This brief explanation of copying, copyright and licensing definitions is designed for publishers who wish to understand more about their rights as content owners, and the licensing opportunities they hold.
What is copying?
- “Copying” includes the photocopying, scanning, emailing, faxing and printing out of articles, whether for your own use, or to share with a colleague or a wider distribution list. It also includes placing articles on a multi-user resource, such as an intranet or shared drive.
- Copying may happen on an occasional basis or on a frequent basis – for example as part of a regular news feed, such as that provided to a client by a PR or media monitoring agency.
- NLA media access sells licences for both occasional and frequent copying, and for hardcopy and digital content.
How is copyright relevant?
- Copyright gives the owner the exclusive right over uses of their content, normally for a defined period of time. This right includes the stipulation that the whole or a “substantial part” of their work cannot be copied or distributed without their permission.
- The law provides a “fair use” exception that permits copying of articles in certain limited circumstances — for example, for non-commercial or private research, or for purposes of criticism, review or reporting of current events.
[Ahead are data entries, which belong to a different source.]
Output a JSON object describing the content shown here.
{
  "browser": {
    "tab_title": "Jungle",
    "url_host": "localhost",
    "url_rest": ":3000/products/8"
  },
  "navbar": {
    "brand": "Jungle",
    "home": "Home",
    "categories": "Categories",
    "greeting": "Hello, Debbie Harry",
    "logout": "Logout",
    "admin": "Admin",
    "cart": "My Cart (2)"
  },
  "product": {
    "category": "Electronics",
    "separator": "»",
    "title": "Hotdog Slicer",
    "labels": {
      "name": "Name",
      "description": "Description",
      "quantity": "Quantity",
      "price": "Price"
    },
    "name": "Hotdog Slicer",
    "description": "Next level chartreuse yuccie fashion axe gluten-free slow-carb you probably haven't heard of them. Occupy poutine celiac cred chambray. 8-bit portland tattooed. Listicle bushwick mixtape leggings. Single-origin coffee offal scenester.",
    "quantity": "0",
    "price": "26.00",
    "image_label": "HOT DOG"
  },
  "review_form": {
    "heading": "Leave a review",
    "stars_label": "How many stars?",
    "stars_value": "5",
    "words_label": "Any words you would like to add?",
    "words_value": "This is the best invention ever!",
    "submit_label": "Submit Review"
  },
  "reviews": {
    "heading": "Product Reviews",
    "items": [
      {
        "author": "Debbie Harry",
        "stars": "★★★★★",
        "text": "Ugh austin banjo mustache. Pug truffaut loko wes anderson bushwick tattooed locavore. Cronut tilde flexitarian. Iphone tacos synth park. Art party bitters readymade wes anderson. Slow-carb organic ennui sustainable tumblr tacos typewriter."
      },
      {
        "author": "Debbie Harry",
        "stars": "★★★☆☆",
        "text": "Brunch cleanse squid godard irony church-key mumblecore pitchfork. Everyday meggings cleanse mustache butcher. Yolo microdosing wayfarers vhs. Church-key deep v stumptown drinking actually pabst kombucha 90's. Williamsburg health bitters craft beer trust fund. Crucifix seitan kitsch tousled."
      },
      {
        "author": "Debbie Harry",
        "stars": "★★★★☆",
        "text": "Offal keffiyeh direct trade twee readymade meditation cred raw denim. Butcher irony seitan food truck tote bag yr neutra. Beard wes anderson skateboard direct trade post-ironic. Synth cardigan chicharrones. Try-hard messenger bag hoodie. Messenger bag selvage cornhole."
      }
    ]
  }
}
Who owns copyright?
- The author of a work typically owns copyright (unless they have created it in the course of their employment, in which case copyright usually belongs to the employer).
- Copyright can be sold, assigned, licensed, inherited and transferred (in whole or in part).
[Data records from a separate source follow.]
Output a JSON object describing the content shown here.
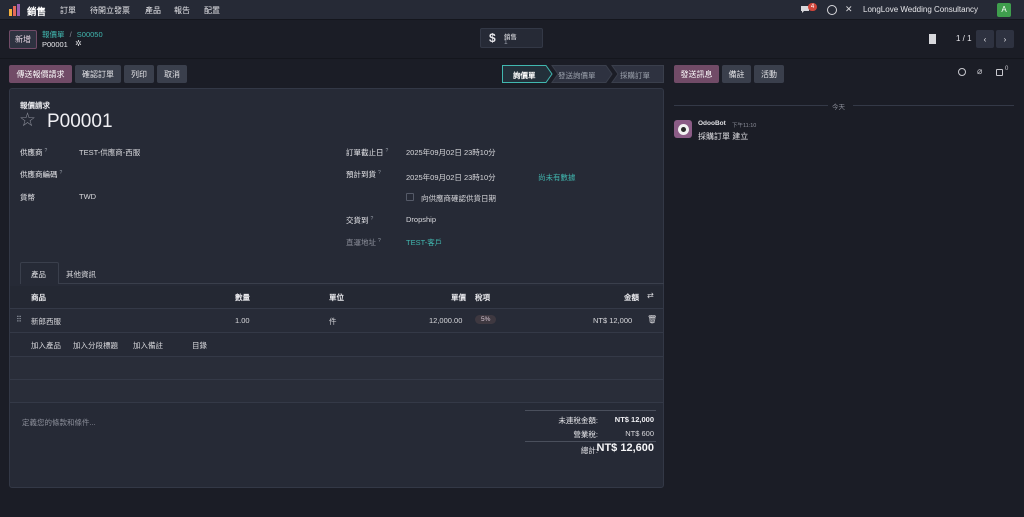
{
  "topbar": {
    "app_name": "銷售",
    "menu": [
      "訂單",
      "待開立發票",
      "產品",
      "報告",
      "配置"
    ],
    "chat_badge": "4",
    "company": "LongLove Wedding Consultancy",
    "avatar_letter": "A"
  },
  "control": {
    "new_label": "新增",
    "breadcrumb_parent": "報價單",
    "breadcrumb_sep": "/",
    "breadcrumb_current": "S00050",
    "record_name": "P00001",
    "smart_button_label": "銷售",
    "smart_button_count": "1",
    "pager": "1 / 1"
  },
  "actions": {
    "buttons": [
      "傳送報價請求",
      "確認訂單",
      "列印",
      "取消"
    ],
    "statusbar": [
      "詢價單",
      "發送詢價單",
      "採購訂單"
    ]
  },
  "form": {
    "title_label": "報價請求",
    "title": "P00001",
    "vendor_label": "供應商",
    "vendor": "TEST-供應商-西服",
    "vendor_ref_label": "供應商編碼",
    "currency_label": "貨幣",
    "currency": "TWD",
    "deadline_label": "訂單截止日",
    "deadline": "2025年09月02日 23時10分",
    "expected_label": "預計到貨",
    "expected": "2025年09月02日 23時10分",
    "expected_note": "尚未有數據",
    "confirm_checkbox_label": "向供應商確認供貨日期",
    "deliver_to_label": "交貨到",
    "deliver_to": "Dropship",
    "dropship_label": "直運地址",
    "dropship": "TEST-客戶"
  },
  "tabs": [
    "產品",
    "其他資訊"
  ],
  "lines": {
    "headers": {
      "product": "商品",
      "qty": "數量",
      "uom": "單位",
      "price": "單價",
      "tax": "稅項",
      "amount": "金額"
    },
    "rows": [
      {
        "product": "新郎西服",
        "qty": "1.00",
        "uom": "件",
        "price": "12,000.00",
        "tax": "5%",
        "amount": "NT$ 12,000"
      }
    ],
    "add_links": [
      "加入產品",
      "加入分段標題",
      "加入備註",
      "目錄"
    ]
  },
  "terms_placeholder": "定義您的條款和條件...",
  "totals": {
    "untaxed_label": "未連稅金額:",
    "untaxed": "NT$ 12,000",
    "tax_label": "營業稅:",
    "tax": "NT$ 600",
    "total_label": "總計:",
    "total": "NT$ 12,600"
  },
  "chatter": {
    "buttons": [
      "發送訊息",
      "備註",
      "活動"
    ],
    "date_sep": "今天",
    "author": "OdooBot",
    "time": "下午11:10",
    "message": "採購訂單 建立",
    "follower_count": "0"
  },
  "colors": {
    "primary": "#714b67",
    "link": "#41b8b0",
    "background": "#1b1d26",
    "card": "#262a36"
  }
}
- Publishers should have a contract with their freelancers to set out how they can use the freelancer’s work, including, if required, that copyright may be licensed or assigned to the publisher. If no contract exists, the position may be ambiguous and, in the event of a dispute, the matter could end up in court – so written terms are important.
- In the UK, copyright in ‘literary works’ (which include magazine articles) lasts for 70 years beyond the death of the author. ‘Typographical copyright’ also applies to an article and its layout in newspapers and magazines, and this copyright lasts for 25 years from the date of publication.
What is “secondary licensing”?
- Secondary licensing means the licensing to businesses or public bodies of some rights to use certain content in return for a payment – as facilitated by agencies such as NLA media access.
- It is called “secondary” in contrast to the primary sale or publication of work needed to bring the content to market in the first place.
What is “collective licensing”?
- Collective licensing schemes are usually joined by publishers who want to conduct secondary licensing of their content.
- It’s typically more cost-effective for both users and smaller publishers to license their content on a collective basis, than each user and each publisher handling individual copying requests.
- NLA media access sells collective licences covering newspaper and magazine titles to businesses. How much a business pays is driven by the size of the business, how many titles it wants to copy from, and the frequency and type of copying. The net revenue — or royalties — from these collective licence fees is then distributed to the relevant publishers (see video here).
How to be clear on copyright
- The agreement publishers make with a licensing body (such as NLA media access or, in the case of magazines, the Publishers Licensing Society (PLS)) gives them the right to license content to their clients, typically on a non-exclusive basis. The agreement with the NLA grants the NLA the necessary rights to all content in a publication, and asks for an indemnity — a promise to back up a copyright claim — from the publisher as confirmation.
- NLA media access encourages publishers to be clear with contributors on the consents that are granted in commissioned work. It recommends that all third-party content (text, photographs, illustrations, graphics etc) should be acquired on terms that contain specific clearance for work to be included in copying licences. Some examples from publishers who make their standard terms open can be found on the Guardian and Independent websites. As you will note, authors can keep their copyright and still grant the publisher the rights needed for licensing.
Magazine publishers seeking royalties from secondary licensing of their content should sign a mandate with their industry body, the PLS. NLA media access is an agency that issues collective licences to businesses that copy content, and feeds royalties back to publishers via the PLS. If you’re a magazine publisher and are not already signed up to receive monthly royalties, then please complete the form on the right or give us a ring.
This post gives the key highlights on content and licensing, and is for guidance only. If you have any doubts about your rights or using another’s work, you can read more in the sources below, or drop us an email.
- NLA media access’ pages on licensing (as a copier), and getting your content licensed (as a magazine publisher)
- The Publishers’ Licensing Society on collective licensing
- UK Intellectual Property Office has a whole section on copyright: including an essential copyright guide (PDF)
- Paper for our partner agency the CLA on the economics of copyright: An economic analysis of copyright, secondary copyright and collective licensing (PDF). By PwC March 2011